Hastings-Prince Edward - Freemasons celebrate 150 years.
by Celia Ware
Freemasons all over Ontario will be celebrating their sesquicentennial in 2005. That’s 150 years of the grand jurisdiction in Ontario. As it happens, the Madoc-Marmora-Tweed Lodge has just celebrated 150 years and the Bancroft Lodge will be celebrating 100 years this summer. That’s a long time for a group that usually keeps a low profile within the community.
According to Eric Sandford, District Deputy Grand Master of Prince Edward District, things may be changing. The present Grandmaster of Ontario, Don Mumby, is encouraging Freemasons to become more open in their communities with the aim of attracting more members.
There are about 64,000 Masons in Ontario with 630 lodges in 46 districts. There are 14 lodges in the Prince Edward district which extends from Belleville to Brighton and from Bancroft to Picton.
If you want to know more about Freemasonry visit http://www.grandlodge.on.ca. The web site explains that Freemasonry is steeped in tradition and has a very long history. It is the oldest and largest fraternal organization with over four million members worldwide. Masons come from every walk of life, many religions and diverse ideologies. All believe in the existence of a Supreme Being. The Freemasonry purpose is to make good men better, and it teaches that each person has an obligation to make a difference for good.
Lodges hold very formal meetings with very particular rules and guidelines, something which certainly gives them an air of secrecy and mystery. They do, however, contribute considerable funds, very quietly, to charitable causes. In Ontario donations from the fraternity are in excess of $3-million, annually. Each district has a particular fund-raising project and this year the Prince Edward District is fund raising for amyotrophic lateral sclerosis (ALS or Lou Gehrig’s disease) by raffling off an all-terrain vehicle with trailer. Other prizes include a weekend in the Niagara region. They hope to raise $60,000. Last year they supported juvenile diabetes.
Sandford says the Masons, as they are commonly known, are a fraternity rather than a social club and this is simply a matter of tradition. Although Freemasons are male, ladies with a connection to the group may join The Order of the Eastern Star.

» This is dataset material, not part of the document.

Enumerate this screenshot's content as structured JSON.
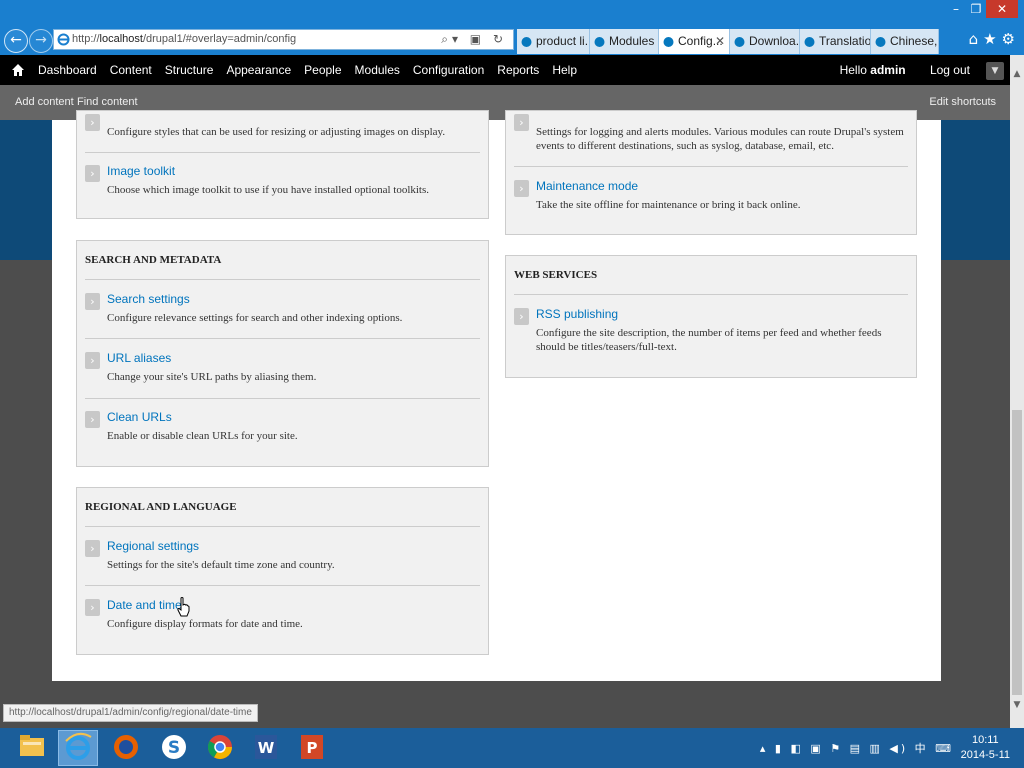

On Sunday, May 15, the Prince Edward District will host their District Divine Service by inviting over 150 members of the district lodges, and their wives, to a parade with pipes and drummers, a church service and luncheon. The service will be held at Trinity United Church with Mr. Sandford’s daughter, the Reverend Heather Sandford, presiding. All Freemasons will be in full regalia and the general public is invited to the service and parade. There will be a gala celebration of the 150th anniversary of the Grand Lodge in Toronto in July.
As they say, if you’re interested in learning about becoming a Freemason, “To be one-Ask one.”